An EU-funded project, “PROTEGE”, began in 2019 with an invasive species management component, led by the Secretariat of the Pacific Regional Environment Programme (SPREP). PROTEGE is an integrated project aiming to reduce the vulnerability of human and natural systems to the impacts of climate change by increasing adaptation capacity and resilience. It also aims to improve management, conservation and sustainable resource use of biological diversity and water resources. It is funded by the 11th European Development Fund (EDF) for the territories of French Polynesia, New Caledonia, Wallis-and-Futuna and Pitcairn for a 4 years period. The overall objective is to build a sustainable development and resilient economy for the Overseas Countries and Territories (OCT) to face climate change by improving biodiversity and naturally renewable resources. Outcome 4 concerns invasive species: Alien Invasive Species are managed to reinforce the protection, resilience and restoration of ecosystem services and terrestrial biodiversity. The project includes the development of an invasive species strategy and invasive species management plans.

Useful information

Information for visitors

Before travelling please ensure all items are clean, free from organic materials such as mud, faeces, seeds and invertebrates:

  • Check your footwear, outdoor clothing and day packs to make sure they are clean and free from weed seeds, mud, invertebrates and plant material. If possible we recommend that you travel with new outdoor clothing and equipment. Shake out or vacuum all the compartments and pockets before you pack.
  • If you have been camping, check that your tent and other equipment is clean, dry and free of dirt and invertebrates such as ants and spiders. Shake it out before you pack it up for travel and ensure no soil remains on tent pegs.
  • If you have been hiking, visiting a wilderness area, farm or zoo, make sure your footwear and clothes are clean and free from seeds, mud and faeces. Check boot soles for mud between the treads, Velcro fastenings for seeds and plant material, and shake out or vacuum pockets to remove any dirt and plant material.
  • If you are carrying golf, fishing or other sports and outdoor equipment with you, make sure they are clean, dry and free from dirt and any live creatures.

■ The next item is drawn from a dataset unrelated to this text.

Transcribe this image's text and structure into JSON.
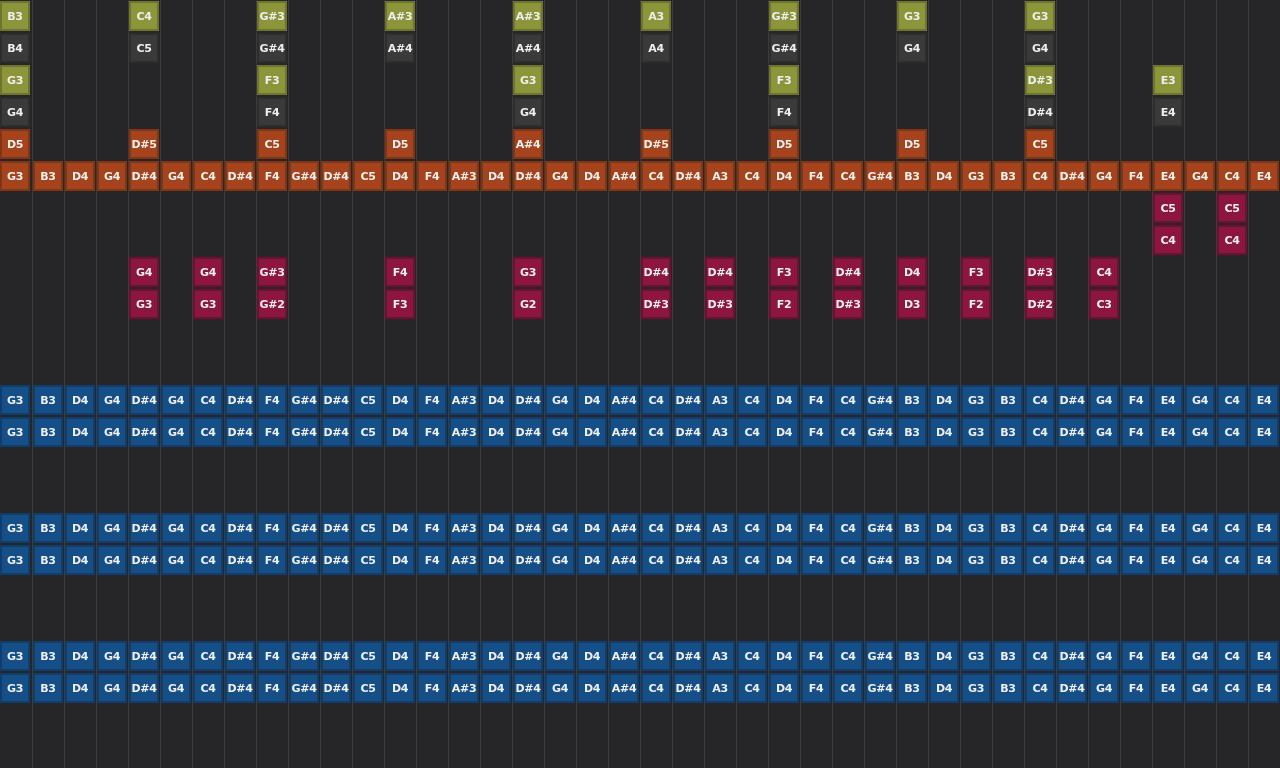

Contact

Pitcairn Islands Office
P.O. Box 105 696
Auckland
New Zealand

Tel: +64 9 366 0186
Fax: +64 9 366 0187

Email: admin@pitcairn.gov.pn

Documents

  • Barnsley, S., Cary, E., Pienkowski, M. and Wensink, C. (Eds) (2016).  Review of performance by 2016 of UK Overseas Territories and Crown Dependencies in implementing the 2001 Environment Charters or their equivalents and moving towards the Aichi Targets and Sustainable Development Targets. UK Overseas Territories Conservation Forum, April 2016.
  • Churchyard, T., Eaton, M., Hall, J., Millett, J., Farr, A., Cuthbert, R. and Stringer, C.  (2014). The UK’s wildlife overseas: a stocktake of nature in our Overseas Territories.  Sandy, UK: RSPB.
  • Edgar, P. (2010). The Amphibians and reptiles of the UK Overseas Territories, Crown Dependencies and Sovereign Base Areas: Species Inventory and Overview of Conservation and Research Priorities. Bournemouth, UK: Amphibian and Reptile Conservation.
  • Jones, D.R., MacLeod A., and Roy, S. (2006). An Analysis of the Risks to the Agriculture and Environment on Pitcairn Island Associated with New Trading Arrangements with Tahiti, French Polynesia. Central Science Laboratory. Unpublished Report.
  • Proctor, D. and Fleming, L. V., eds. (1999). Biodiversity: the UK Overseas Territories. Peterborough, UK: JNCC.
  • Sanders, S. M., ed. (2006). Important Bird Areas in the United Kingdom Overseas Territories. Sandy, UK: RSPB.
  • Varnham, K. (2006). Non-native species in UK Overseas Territories: a review. Peterborough, UK: JNCC Report No. 372.

Websites